The firm therefore called for the creation of platforms that increase accessibility of crucial information for Nigerians in the Diaspora, adding that Nigerian diaspora constitutes mainly semi-skilled, skilled and highly skilled professionals.
“They are in need of credible opportunities of investment with assured returns on their savings and earnings. A platform where information on opportunities can be shared will help to reduce information asymmetry when it comes to investment opportunities.
“Also, it is strategically important for state governments to also adopt these platforms to drive and attract remittance ﬂows from migrant indigenes toward consumption, investment and development in their respective sub-nationals,” it added.
The firm also called for the creation of pooled investment vehicles, stating that one of the major barriers to investing for those in the diaspora was the minimum amount of funds, which investing ﬁrms accept.
Therefore, it noted that pooled investment vehicles, where members of Diaspora could be vetted and could aggregate funds for private equity investment for example, would encourage greater investments.
Furthermore, it noted that early-stage businesses with smaller ﬁnancing needs, present another great opportunity for those in the diaspora to invest through angel networks. “Facilitating these investment options in small-scale and medium-scale enterprises, joint ventures and micro-credits become pragmatic and viable opportunities for the diaspora.

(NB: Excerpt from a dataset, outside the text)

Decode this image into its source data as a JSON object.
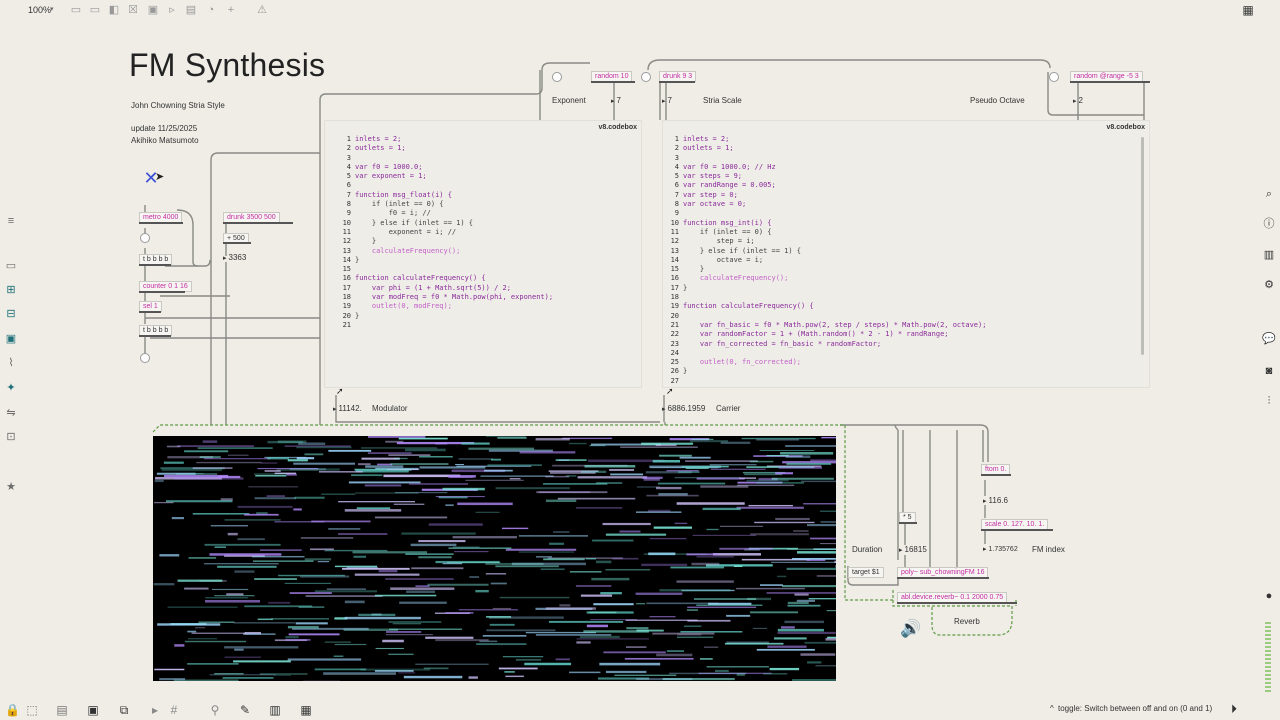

“Such efforts will also encourage employment-generating activities, reduce further emigration and save workers from exploitative conditions abroad by providing them alternative livelihood options in their own country,” it added.
Evaluating the cost of remittances and technology, PwC Nigeria stated that the global average cost of sending $200 was 7.1 per cent in the ﬁrst quarter of 2018, more than twice as high as the Sustainable Development Goal 10 target of reducing the transaction costs of migrant remittances to less than three per cent.
Sub-Saharan Africa remains the most expensive place to send money to, where the average cost is 9.4 per cent (about 25% higher there than in the rest of world), it pointed out.
However, the firm stated these costs have been decreasing over the last 10 years, partly because of the rise of mobile money technology.
“Today, mobile money transfers are two times less expensive than money transfer operators and post ofﬁces, and almost three times less costly than transfers through commercial banks. “As mobile money technology continues to expand, and its coverage and usage continue to increase across Sub-Saharan Africa, it is expected to contribute to an increase in remittance ﬂows.
“Several countries across the globe, including Nigeria, have developed plans towards attracting investment from their diaspora community for national development.
Sub-national governments (states) across most of these countries are also tapping into the immense opportunities in the diaspora space.
In summary, what is required is a coherent policy framework to harness remittances into generating capital for productive investments for the growth and development of small and micro-enterprises, which will in turn, create employment. In addition, remittances can be deployed toward philanthropic activities which can serve as solutions for speciﬁc deﬁciencies in the local infrastructure such as schools, hospitals and roads.
Over a 15-year period, PwC expects total remittance ﬂows to Nigeria to grow by almost double in size from US$18.37 billion in 2009 to US$34.89 billion in 2023.
The growth in remittances, according to the report, would be subject to global economic forces, which could spur or hinder growth of remittance ﬂows.
Other factors that would drive remittance ﬂows include growth in emigration rate, economic conditions of the resident countries and the economic fundamentals in the Nigerian economy.
“Since many transactions are unrecorded or take place through informal channels, the actual amount of remittance ﬂows into the country is arguably higher,” it added.